Potentially unsafe levels of contaminated are particularly prevalent to the northwest of the exclusion zone – where an official survey of 2200 locations has shown a roughly 35-kilometre-long strip northwest of the plant where contamination appears on a par with areas evacuated after the 1986 Chernobyl disaster. Authorities’ belated decision to evacuate these areas – which came in late April – has come in for particular criticism both domestically and internationally.

Citizen-based efforts to circumvent the lacklustre official response are also focusing on clean-up efforts in affected communities. In Minamisoma, a city at the edge of the mandatory evacuation zone, residents are organising the removal of topsoil from schools, while similar efforts in Date, to the northwest, have centred on peach farms.

Barriers to unofficial radiation measurements – vital in order to speed up vital clean-up efforts – remain formidable. Bureaucratic hurdles, overstretched local officials and an absence of funding are particular issues for foreign and Japanese researchers wishing to make a contribution.

Some see in ongoing obstructionism from Japanese officials a deliberate attempt to downplay the scale of the problems, as opposed to attempts to simply avoid undue concern among the population. One such critic is Dr Andrew Kanter of Columbia University, a member of Physicians for Social Responsibility.

"The last six months have shown a continued pattern of secrecy, cover-up, and minimization,” he said on Wednesday. “[The] news media and some so-called authorities have repeated the false information that doses under 100 millisieverts have no health effects.

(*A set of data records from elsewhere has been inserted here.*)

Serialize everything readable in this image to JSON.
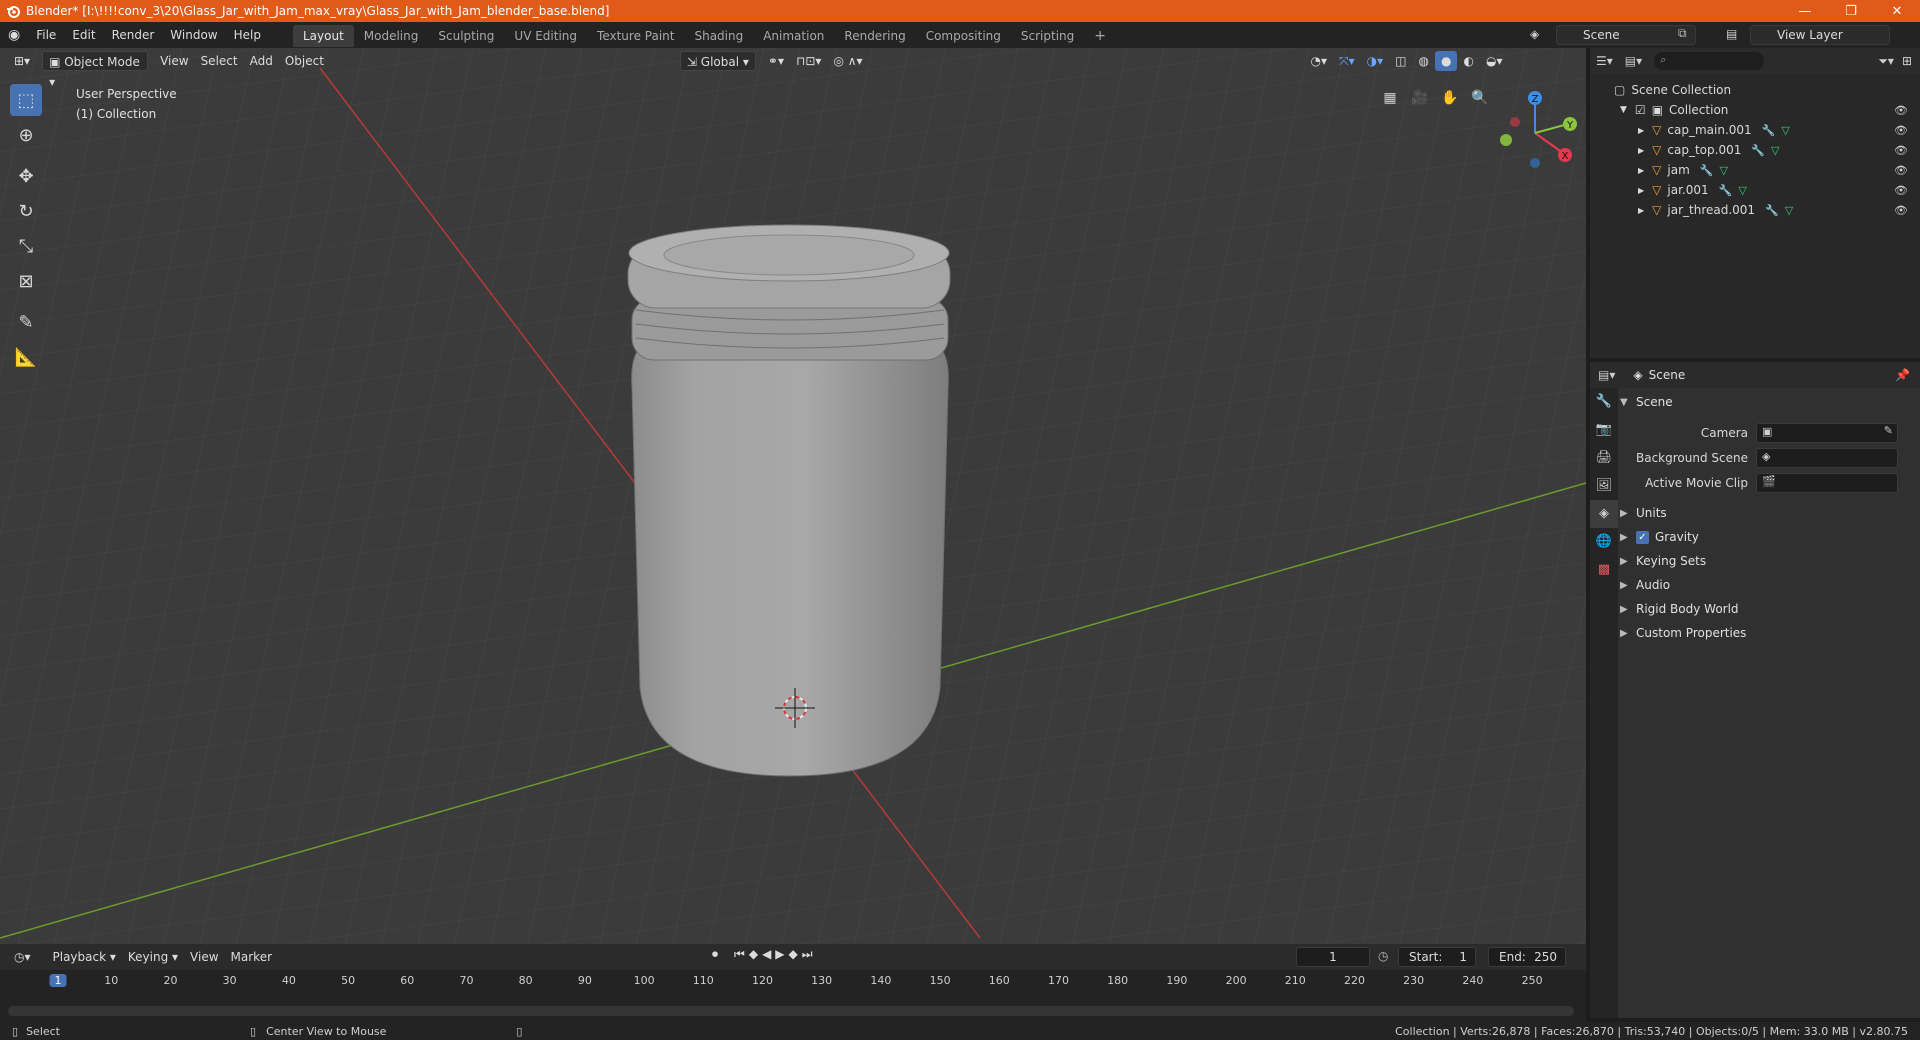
{
  "window": {
    "title": "Blender* [I:\\!!!!conv_3\\20\\Glass_Jar_with_Jam_max_vray\\Glass_Jar_with_Jam_blender_base.blend]",
    "buttons": [
      "—",
      "❐",
      "✕"
    ]
  },
  "menu": [
    "File",
    "Edit",
    "Render",
    "Window",
    "Help"
  ],
  "workspaces": [
    {
      "label": "Layout",
      "active": true
    },
    {
      "label": "Modeling"
    },
    {
      "label": "Sculpting"
    },
    {
      "label": "UV Editing"
    },
    {
      "label": "Texture Paint"
    },
    {
      "label": "Shading"
    },
    {
      "label": "Animation"
    },
    {
      "label": "Rendering"
    },
    {
      "label": "Compositing"
    },
    {
      "label": "Scripting"
    }
  ],
  "scene_selector": {
    "value": "Scene"
  },
  "view_layer_selector": {
    "value": "View Layer"
  },
  "viewport": {
    "mode": "Object Mode",
    "menus": [
      "View",
      "Select",
      "Add",
      "Object"
    ],
    "orientation": "Global",
    "perspective_label": "User Perspective",
    "collection_label": "(1) Collection",
    "gizmo_axes": [
      "X",
      "Y",
      "Z"
    ]
  },
  "outliner": {
    "root": "Scene Collection",
    "collection": "Collection",
    "objects": [
      "cap_main.001",
      "cap_top.001",
      "jam",
      "jar.001",
      "jar_thread.001"
    ]
  },
  "properties": {
    "header": "Scene",
    "panel": "Scene",
    "fields": [
      {
        "label": "Camera"
      },
      {
        "label": "Background Scene"
      },
      {
        "label": "Active Movie Clip"
      }
    ],
    "sections": [
      "Units",
      "Gravity",
      "Keying Sets",
      "Audio",
      "Rigid Body World",
      "Custom Properties"
    ],
    "gravity_checked": true
  },
  "timeline": {
    "menus": [
      "Playback",
      "Keying",
      "View",
      "Marker"
    ],
    "current_frame": "1",
    "start_label": "Start:",
    "start": "1",
    "end_label": "End:",
    "end": "250",
    "ticks": [
      "1",
      "10",
      "20",
      "30",
      "40",
      "50",
      "60",
      "70",
      "80",
      "90",
      "100",
      "110",
      "120",
      "130",
      "140",
      "150",
      "160",
      "170",
      "180",
      "190",
      "200",
      "210",
      "220",
      "230",
      "240",
      "250"
    ]
  },
  "status": {
    "left_action": "Select",
    "middle_action": "Center View to Mouse",
    "stats": "Collection | Verts:26,878 | Faces:26,870 | Tris:53,740 | Objects:0/5 | Mem: 33.0 MB | v2.80.75"
  },
  "colors": {
    "title_bar": "#e05a1a",
    "accent_blue": "#4772b3",
    "x_axis": "#e8384f",
    "y_axis": "#8bc43f",
    "z_axis": "#3d8ee8"
  }
}
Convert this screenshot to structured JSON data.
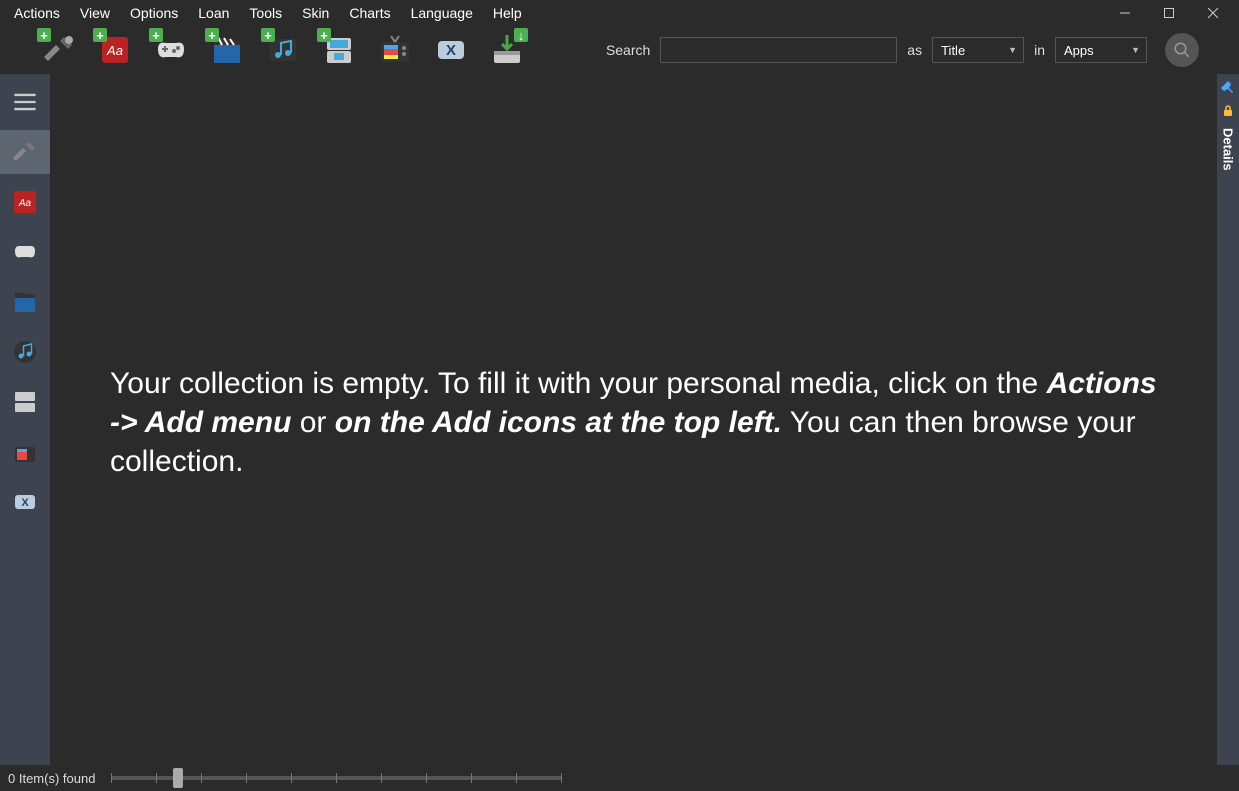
{
  "menubar": {
    "items": [
      "Actions",
      "View",
      "Options",
      "Loan",
      "Tools",
      "Skin",
      "Charts",
      "Language",
      "Help"
    ]
  },
  "toolbar": {
    "icons": [
      {
        "name": "add-tools",
        "title": "Tools"
      },
      {
        "name": "add-books",
        "title": "Books"
      },
      {
        "name": "add-games",
        "title": "Games"
      },
      {
        "name": "add-movies",
        "title": "Movies"
      },
      {
        "name": "add-music",
        "title": "Music"
      },
      {
        "name": "add-nds",
        "title": "Handheld"
      },
      {
        "name": "add-tv",
        "title": "TV"
      },
      {
        "name": "add-x",
        "title": "X"
      },
      {
        "name": "add-download",
        "title": "Download"
      }
    ]
  },
  "search": {
    "label": "Search",
    "value": "",
    "as_label": "as",
    "as_value": "Title",
    "in_label": "in",
    "in_value": "Apps"
  },
  "sidebar_left": {
    "items": [
      {
        "name": "hamburger"
      },
      {
        "name": "tools",
        "active": true
      },
      {
        "name": "books"
      },
      {
        "name": "games"
      },
      {
        "name": "movies"
      },
      {
        "name": "music"
      },
      {
        "name": "handheld"
      },
      {
        "name": "tv"
      },
      {
        "name": "x"
      }
    ]
  },
  "sidebar_right": {
    "details_label": "Details"
  },
  "content": {
    "empty_prefix": "Your collection is empty. To fill it with your personal media, click on the ",
    "empty_bold1": "Actions -> Add menu",
    "empty_mid": " or ",
    "empty_bold2": "on the Add icons at the top left.",
    "empty_suffix": " You can then browse your collection."
  },
  "statusbar": {
    "items_found": "0 Item(s) found"
  }
}
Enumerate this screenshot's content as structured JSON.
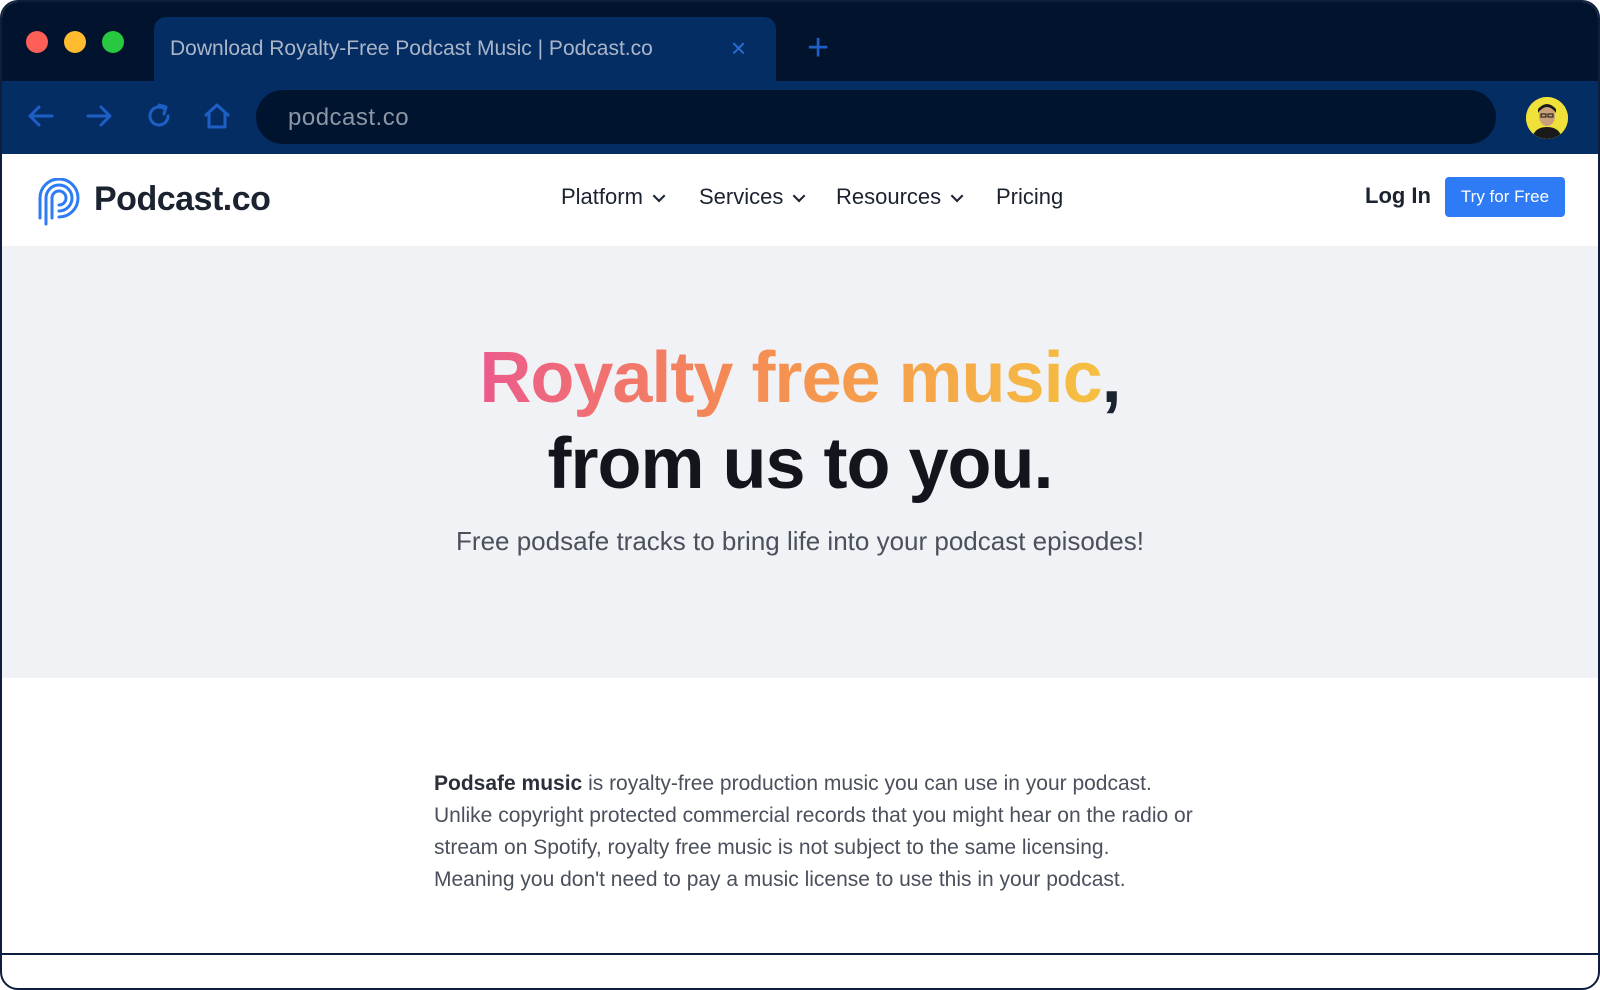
{
  "browser": {
    "tab_title": "Download Royalty-Free Podcast Music | Podcast.co",
    "tab_close": "×",
    "new_tab": "+",
    "url": "podcast.co"
  },
  "site": {
    "logo_text": "Podcast.co",
    "nav": [
      {
        "label": "Platform"
      },
      {
        "label": "Services"
      },
      {
        "label": "Resources"
      },
      {
        "label": "Pricing"
      }
    ],
    "login_label": "Log In",
    "cta_label": "Try for Free"
  },
  "hero": {
    "headline_colored": "Royalty free music",
    "headline_comma": ",",
    "headline_line2": "from us to you.",
    "subtitle": "Free podsafe tracks to bring life into your podcast episodes!"
  },
  "intro": {
    "bold_term": "Podsafe music",
    "text": " is royalty-free production music you can use in your podcast. Unlike copyright protected commercial records that you might hear on the radio or stream on Spotify, royalty free music is not subject to the same licensing. Meaning you don't need to pay a music license to use this in your podcast."
  },
  "colors": {
    "accent": "#2f7bf5",
    "gradient_start": "#ec5a8c",
    "gradient_end": "#f5c040",
    "chrome_dark": "#02132e",
    "chrome_mid": "#042d63"
  }
}
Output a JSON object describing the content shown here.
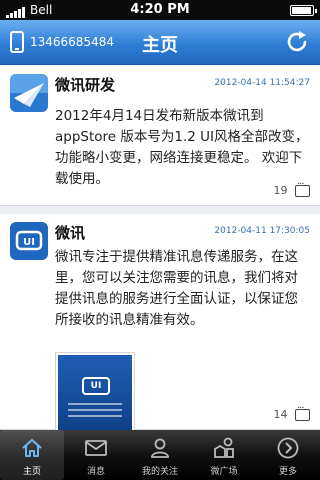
{
  "status_bar": {
    "carrier": "Bell",
    "time": "4:20 PM"
  },
  "header": {
    "phone": "13466685484",
    "title": "主页"
  },
  "feed": [
    {
      "title": "微讯研发",
      "time": "2012-04-14 11:54:27",
      "body": "2012年4月14日发布新版本微讯到appStore 版本号为1.2  UI风格全部改变，功能略小变更，网络连接更稳定。 欢迎下载使用。",
      "comments": "19"
    },
    {
      "title": "微讯",
      "time": "2012-04-11 17:30:05",
      "body": "微讯专注于提供精准讯息传递服务，在这里，您可以关注您需要的讯息，我们将对提供讯息的服务进行全面认证，以保证您所接收的讯息精准有效。",
      "comments": "14",
      "thumb_logo": "UI"
    }
  ],
  "tabs": [
    {
      "label": "主页",
      "icon": "home-icon",
      "active": true
    },
    {
      "label": "消息",
      "icon": "envelope-icon"
    },
    {
      "label": "我的关注",
      "icon": "person-icon"
    },
    {
      "label": "微广场",
      "icon": "plaza-icon"
    },
    {
      "label": "更多",
      "icon": "more-icon"
    }
  ],
  "colors": {
    "header": "#2f7ed6",
    "time_text": "#3b6ea8",
    "tabbar": "#111111"
  }
}
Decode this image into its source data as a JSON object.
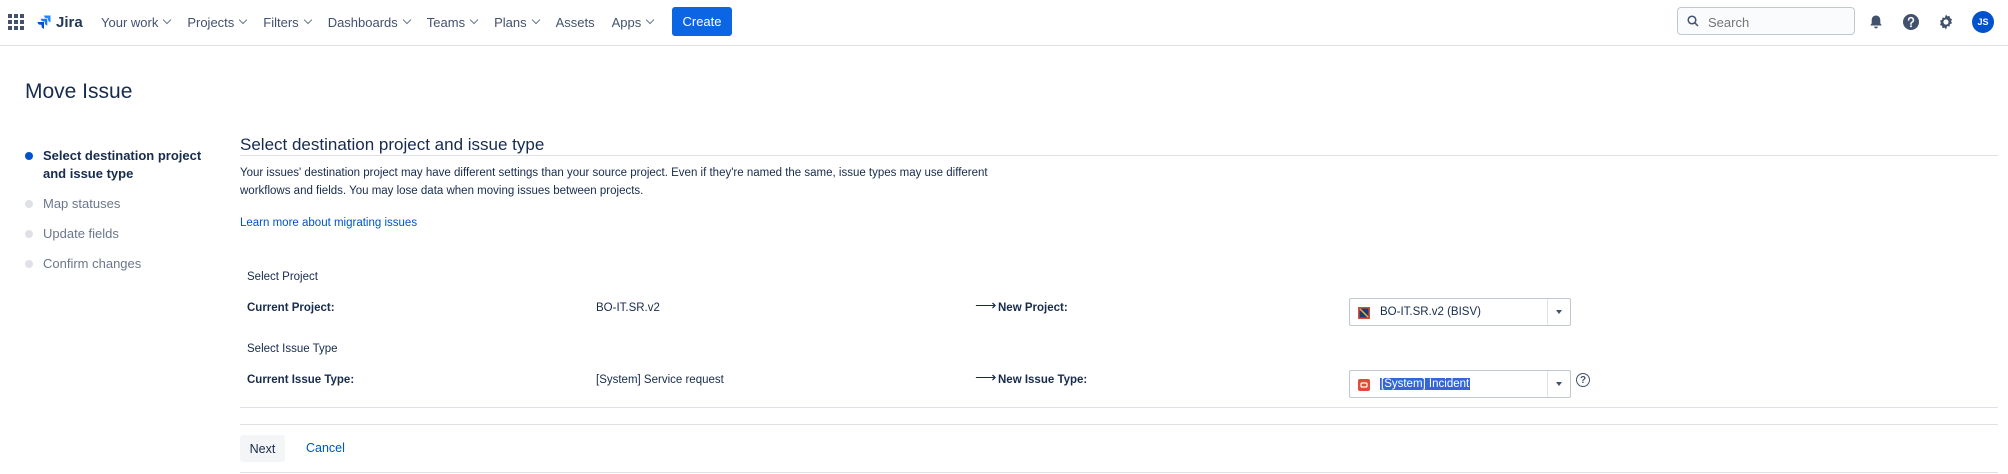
{
  "nav": {
    "logo": "Jira",
    "items": [
      "Your work",
      "Projects",
      "Filters",
      "Dashboards",
      "Teams",
      "Plans",
      "Assets",
      "Apps"
    ],
    "create": "Create",
    "search_placeholder": "Search",
    "avatar_initials": "JS"
  },
  "page": {
    "title": "Move Issue",
    "steps": [
      {
        "label": "Select destination project and issue type",
        "active": true
      },
      {
        "label": "Map statuses",
        "active": false
      },
      {
        "label": "Update fields",
        "active": false
      },
      {
        "label": "Confirm changes",
        "active": false
      }
    ]
  },
  "form": {
    "section_title": "Select destination project and issue type",
    "description": "Your issues' destination project may have different settings than your source project. Even if they're named the same, issue types may use different workflows and fields. You may lose data when moving issues between projects.",
    "learn_link": "Learn more about migrating issues",
    "project": {
      "section_label": "Select Project",
      "current_label": "Current Project:",
      "current_value": "BO-IT.SR.v2",
      "arrow": "⟶",
      "new_label": "New Project:",
      "new_value": "BO-IT.SR.v2 (BISV)"
    },
    "issue_type": {
      "section_label": "Select Issue Type",
      "current_label": "Current Issue Type:",
      "current_value": "[System] Service request",
      "arrow": "⟶",
      "new_label": "New Issue Type:",
      "new_value": "[System] Incident",
      "help": "?"
    },
    "next": "Next",
    "cancel": "Cancel"
  },
  "colors": {
    "primary": "#0c66e4",
    "link": "#0052cc",
    "text": "#172b4d",
    "incident": "#e5493a"
  }
}
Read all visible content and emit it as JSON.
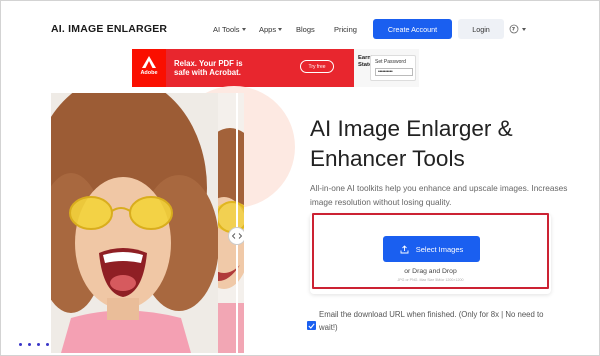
{
  "nav": {
    "logo": "AI. IMAGE ENLARGER",
    "items": [
      {
        "label": "AI Tools",
        "has_caret": true
      },
      {
        "label": "Apps",
        "has_caret": true
      },
      {
        "label": "Blogs",
        "has_caret": false
      },
      {
        "label": "Pricing",
        "has_caret": false
      }
    ],
    "create_account": "Create Account",
    "login": "Login",
    "language_icon": "translate-icon"
  },
  "ad": {
    "brand": "Adobe",
    "headline_line1": "Relax. Your PDF is",
    "headline_line2": "safe with Acrobat.",
    "cta": "Try free",
    "side_label_line1": "Earnings",
    "side_label_line2": "Statement",
    "card_title": "Set Password",
    "card_dots": "••••••••••"
  },
  "hero": {
    "title": "AI Image Enlarger & Enhancer Tools",
    "subtitle": "All-in-one AI toolkits help you enhance and upscale images. Increases image resolution without losing quality."
  },
  "upload": {
    "button_label": "Select Images",
    "drag_text": "or Drag and Drop",
    "format_note": "JPG or PNG. Max Size 5M/or 1200×1200",
    "email_note": "Email the download URL when finished. (Only for 8x | No need to wait!)",
    "checkbox_checked": true
  },
  "colors": {
    "primary": "#1a5ff0",
    "highlight_border": "#cc2233",
    "ad_red": "#e8262e"
  }
}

All radiation doses have some effect, particularly when large populations are exposed.”

Kanter also lambasted the Japanese government's decision to increase the maximum allowed dose for citizens of Fukushima (including children) from 1 millisieverts per year to 20 millisieverts. He claims that children are several times more susceptible to radiation. “[This measure] is unacceptable and remains in place despite vehement public and international pressure."

Despite the ongoing confusion over the true environmental and health effects of the Fukushima disaster, public support for nuclear power in countries such as the UK remains strong. A poll conducted by Populus on 2050 people showed that the number of Britons who believed the benefits of nuclear power outweighed the risks had continued to rise over the past year regardless of events in Fukushima.

Support among men (58%) was significantly stronger than women (25%). While it remains unclear whether poor public awareness of the evolving situation in Japan has had any bearing on the result, additional findings suggest the disaster has at the very least prompted a rethink on the risks of nuclear power. While waste management previously figured among the main concerns about nuclear power, that issue has now been replaced by the risk of a major accident.



Sources[edit]